YOUR INSTRUCTIONS
Within this material, state how many lines include the string "Remove". Reply with the number only.

******

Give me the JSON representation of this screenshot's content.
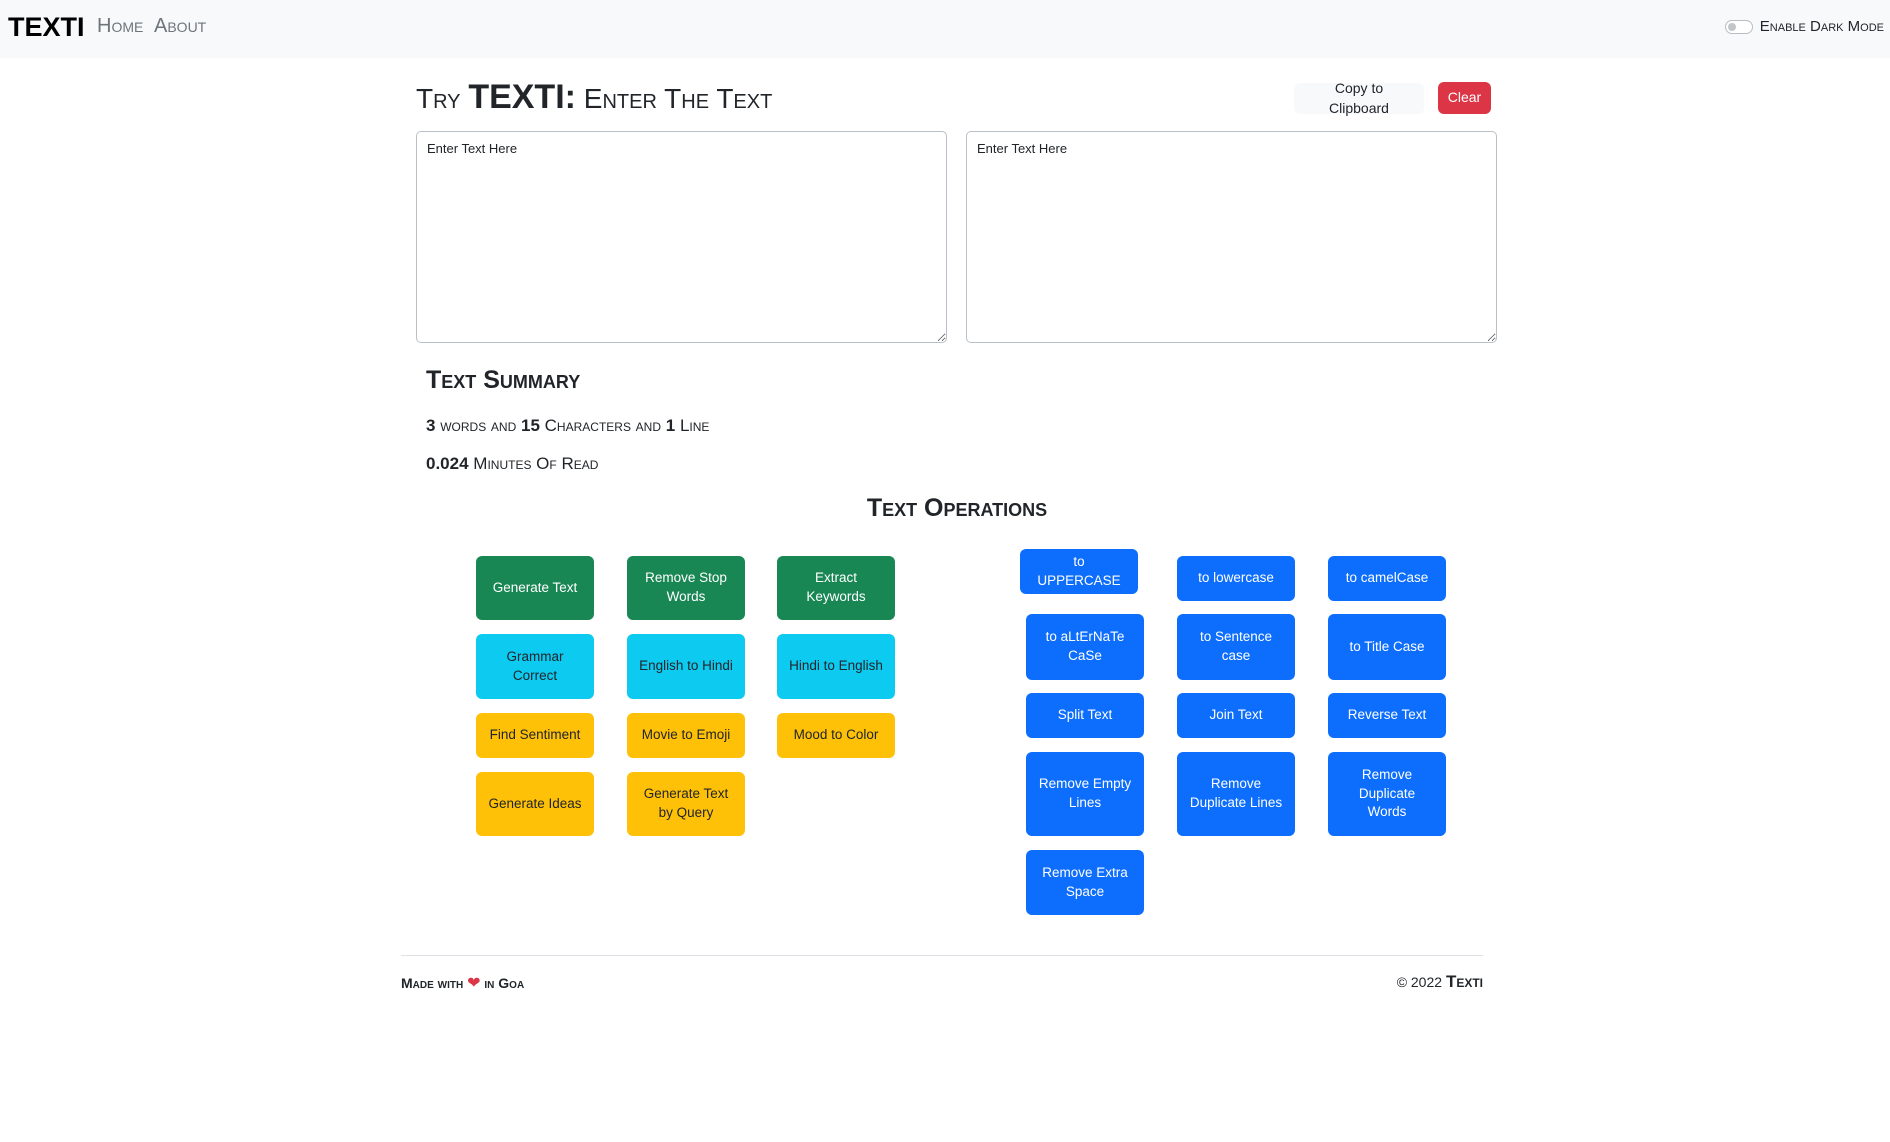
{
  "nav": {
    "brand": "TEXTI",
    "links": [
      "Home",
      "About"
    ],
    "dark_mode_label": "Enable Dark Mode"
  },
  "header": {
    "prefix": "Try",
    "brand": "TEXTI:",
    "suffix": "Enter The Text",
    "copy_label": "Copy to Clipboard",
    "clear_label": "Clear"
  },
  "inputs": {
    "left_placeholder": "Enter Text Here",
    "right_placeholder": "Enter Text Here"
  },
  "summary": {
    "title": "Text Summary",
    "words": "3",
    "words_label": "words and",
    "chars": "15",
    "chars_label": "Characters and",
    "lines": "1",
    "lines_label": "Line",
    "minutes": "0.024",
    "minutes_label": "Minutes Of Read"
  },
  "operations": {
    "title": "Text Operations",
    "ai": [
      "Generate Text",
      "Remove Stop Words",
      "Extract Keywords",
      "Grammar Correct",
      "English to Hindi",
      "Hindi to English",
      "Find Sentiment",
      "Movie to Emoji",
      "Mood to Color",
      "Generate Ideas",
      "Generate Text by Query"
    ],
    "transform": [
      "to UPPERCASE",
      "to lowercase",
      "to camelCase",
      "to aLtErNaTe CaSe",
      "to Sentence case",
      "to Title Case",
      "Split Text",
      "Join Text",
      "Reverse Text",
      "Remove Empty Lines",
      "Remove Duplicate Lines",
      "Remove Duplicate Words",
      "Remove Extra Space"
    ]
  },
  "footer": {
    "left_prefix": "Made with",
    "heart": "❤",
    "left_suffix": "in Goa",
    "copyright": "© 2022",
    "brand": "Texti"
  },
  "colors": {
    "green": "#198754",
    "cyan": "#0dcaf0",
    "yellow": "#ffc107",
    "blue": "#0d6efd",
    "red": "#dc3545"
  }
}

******

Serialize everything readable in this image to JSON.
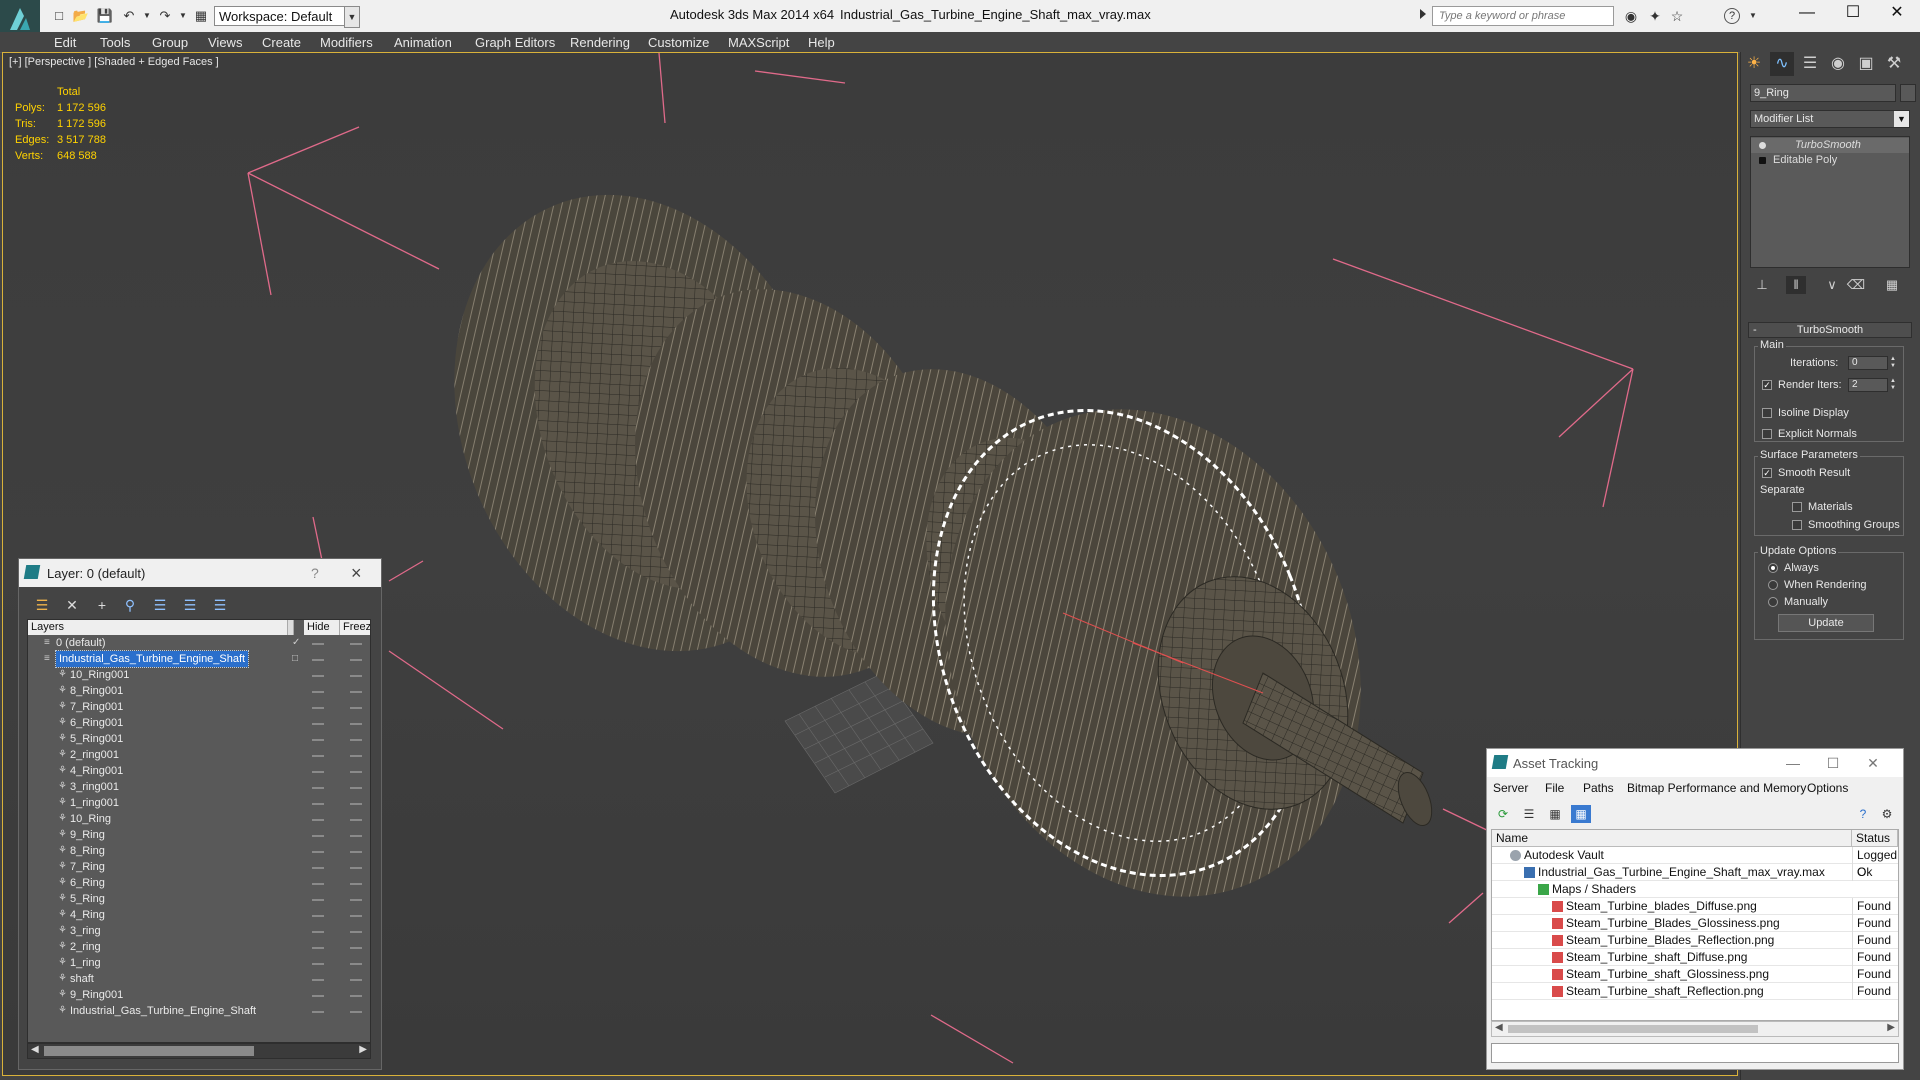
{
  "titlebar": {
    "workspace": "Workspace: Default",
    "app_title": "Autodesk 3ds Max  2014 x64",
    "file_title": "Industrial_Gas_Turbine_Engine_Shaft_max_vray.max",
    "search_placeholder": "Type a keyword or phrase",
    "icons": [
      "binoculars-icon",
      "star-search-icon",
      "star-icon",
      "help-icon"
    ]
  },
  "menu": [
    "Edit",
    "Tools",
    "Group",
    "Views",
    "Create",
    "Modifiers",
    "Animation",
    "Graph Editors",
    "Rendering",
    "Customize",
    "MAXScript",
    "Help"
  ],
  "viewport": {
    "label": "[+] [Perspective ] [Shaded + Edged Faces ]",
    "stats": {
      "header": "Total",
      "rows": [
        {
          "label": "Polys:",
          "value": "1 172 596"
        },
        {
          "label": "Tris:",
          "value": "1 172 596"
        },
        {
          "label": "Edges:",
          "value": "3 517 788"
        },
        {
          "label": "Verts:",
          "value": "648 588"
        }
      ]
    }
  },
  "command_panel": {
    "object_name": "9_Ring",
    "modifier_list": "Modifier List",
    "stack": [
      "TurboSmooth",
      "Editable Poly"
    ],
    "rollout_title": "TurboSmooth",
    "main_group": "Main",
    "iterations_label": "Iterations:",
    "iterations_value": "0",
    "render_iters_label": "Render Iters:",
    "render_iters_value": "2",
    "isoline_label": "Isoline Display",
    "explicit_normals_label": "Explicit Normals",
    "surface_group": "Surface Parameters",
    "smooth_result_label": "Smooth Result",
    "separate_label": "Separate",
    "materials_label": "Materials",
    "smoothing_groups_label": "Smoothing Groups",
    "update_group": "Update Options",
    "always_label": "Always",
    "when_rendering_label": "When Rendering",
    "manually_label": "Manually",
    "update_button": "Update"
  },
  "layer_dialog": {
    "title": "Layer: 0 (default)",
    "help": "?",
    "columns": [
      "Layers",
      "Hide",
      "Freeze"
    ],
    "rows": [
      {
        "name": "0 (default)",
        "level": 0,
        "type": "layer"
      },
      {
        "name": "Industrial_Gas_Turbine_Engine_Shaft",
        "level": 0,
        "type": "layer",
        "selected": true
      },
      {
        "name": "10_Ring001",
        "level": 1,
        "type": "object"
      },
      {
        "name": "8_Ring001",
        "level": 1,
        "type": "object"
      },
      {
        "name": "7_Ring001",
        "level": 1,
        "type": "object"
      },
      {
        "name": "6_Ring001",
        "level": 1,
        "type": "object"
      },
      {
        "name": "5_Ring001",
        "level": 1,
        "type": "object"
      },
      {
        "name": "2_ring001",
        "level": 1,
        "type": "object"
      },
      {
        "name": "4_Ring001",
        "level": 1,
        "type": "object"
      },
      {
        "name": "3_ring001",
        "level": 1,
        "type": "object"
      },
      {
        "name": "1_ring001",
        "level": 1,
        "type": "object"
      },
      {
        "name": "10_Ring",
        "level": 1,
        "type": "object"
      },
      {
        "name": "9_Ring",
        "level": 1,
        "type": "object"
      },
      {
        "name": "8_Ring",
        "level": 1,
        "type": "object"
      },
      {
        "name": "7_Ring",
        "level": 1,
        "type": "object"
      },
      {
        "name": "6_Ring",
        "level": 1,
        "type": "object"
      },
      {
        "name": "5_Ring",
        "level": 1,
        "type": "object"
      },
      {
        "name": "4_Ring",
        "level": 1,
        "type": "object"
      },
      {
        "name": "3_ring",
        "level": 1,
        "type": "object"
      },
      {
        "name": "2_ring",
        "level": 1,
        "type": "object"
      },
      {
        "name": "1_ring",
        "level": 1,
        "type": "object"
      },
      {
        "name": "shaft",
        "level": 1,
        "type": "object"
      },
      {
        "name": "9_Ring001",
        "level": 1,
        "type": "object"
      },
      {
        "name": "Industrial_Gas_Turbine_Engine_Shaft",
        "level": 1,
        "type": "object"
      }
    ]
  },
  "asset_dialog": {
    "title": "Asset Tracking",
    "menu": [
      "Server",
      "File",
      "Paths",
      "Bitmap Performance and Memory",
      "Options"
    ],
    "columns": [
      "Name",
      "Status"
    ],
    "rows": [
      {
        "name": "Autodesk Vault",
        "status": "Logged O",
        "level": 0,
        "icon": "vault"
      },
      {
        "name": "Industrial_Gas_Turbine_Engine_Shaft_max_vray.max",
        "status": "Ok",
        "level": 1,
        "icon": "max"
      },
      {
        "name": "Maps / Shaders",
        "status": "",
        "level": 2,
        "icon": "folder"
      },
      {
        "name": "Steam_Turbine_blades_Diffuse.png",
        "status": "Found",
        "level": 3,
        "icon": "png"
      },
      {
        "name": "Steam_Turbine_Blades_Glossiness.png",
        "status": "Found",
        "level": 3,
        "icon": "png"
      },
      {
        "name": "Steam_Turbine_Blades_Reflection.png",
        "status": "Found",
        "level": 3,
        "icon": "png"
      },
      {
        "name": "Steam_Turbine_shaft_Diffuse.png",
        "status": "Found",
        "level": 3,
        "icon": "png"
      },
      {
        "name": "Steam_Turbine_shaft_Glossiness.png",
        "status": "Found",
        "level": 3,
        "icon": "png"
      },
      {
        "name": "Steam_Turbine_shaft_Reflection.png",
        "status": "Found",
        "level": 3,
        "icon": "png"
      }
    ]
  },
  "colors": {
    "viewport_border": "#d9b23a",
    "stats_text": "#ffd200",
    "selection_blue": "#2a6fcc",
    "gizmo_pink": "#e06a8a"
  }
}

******

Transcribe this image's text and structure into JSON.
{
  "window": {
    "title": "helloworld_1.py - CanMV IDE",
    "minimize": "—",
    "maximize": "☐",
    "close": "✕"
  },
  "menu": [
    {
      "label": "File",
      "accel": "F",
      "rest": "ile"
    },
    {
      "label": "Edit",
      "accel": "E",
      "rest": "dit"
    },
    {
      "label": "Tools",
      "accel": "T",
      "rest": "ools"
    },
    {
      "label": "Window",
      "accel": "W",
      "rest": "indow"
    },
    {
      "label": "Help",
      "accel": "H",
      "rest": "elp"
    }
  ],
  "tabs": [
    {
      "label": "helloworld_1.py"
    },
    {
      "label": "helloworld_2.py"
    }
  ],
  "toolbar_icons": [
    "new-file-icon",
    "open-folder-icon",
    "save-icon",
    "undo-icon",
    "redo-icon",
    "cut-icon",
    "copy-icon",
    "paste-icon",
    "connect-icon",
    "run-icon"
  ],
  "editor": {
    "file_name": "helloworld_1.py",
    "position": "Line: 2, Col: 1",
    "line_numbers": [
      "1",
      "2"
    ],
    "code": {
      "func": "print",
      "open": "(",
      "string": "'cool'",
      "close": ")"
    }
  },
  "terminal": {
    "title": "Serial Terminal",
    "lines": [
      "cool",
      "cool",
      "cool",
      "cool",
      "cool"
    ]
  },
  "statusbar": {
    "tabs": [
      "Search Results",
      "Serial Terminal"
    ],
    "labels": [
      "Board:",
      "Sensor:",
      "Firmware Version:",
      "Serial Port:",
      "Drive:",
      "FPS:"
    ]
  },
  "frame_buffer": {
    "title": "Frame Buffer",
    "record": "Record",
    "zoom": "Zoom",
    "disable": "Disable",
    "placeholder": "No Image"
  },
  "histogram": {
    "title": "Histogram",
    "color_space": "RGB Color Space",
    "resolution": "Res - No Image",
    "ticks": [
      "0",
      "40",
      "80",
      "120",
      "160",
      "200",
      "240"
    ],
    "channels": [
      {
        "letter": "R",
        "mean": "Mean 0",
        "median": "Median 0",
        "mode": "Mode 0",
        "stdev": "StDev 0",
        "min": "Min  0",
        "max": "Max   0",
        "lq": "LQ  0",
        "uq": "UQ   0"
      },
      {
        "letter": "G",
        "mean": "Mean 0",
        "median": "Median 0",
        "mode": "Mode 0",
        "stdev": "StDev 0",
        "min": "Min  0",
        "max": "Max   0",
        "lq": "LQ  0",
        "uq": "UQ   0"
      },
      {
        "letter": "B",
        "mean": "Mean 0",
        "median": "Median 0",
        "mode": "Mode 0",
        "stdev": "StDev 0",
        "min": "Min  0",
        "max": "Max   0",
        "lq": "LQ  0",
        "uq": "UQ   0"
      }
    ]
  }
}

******

ANSWER
5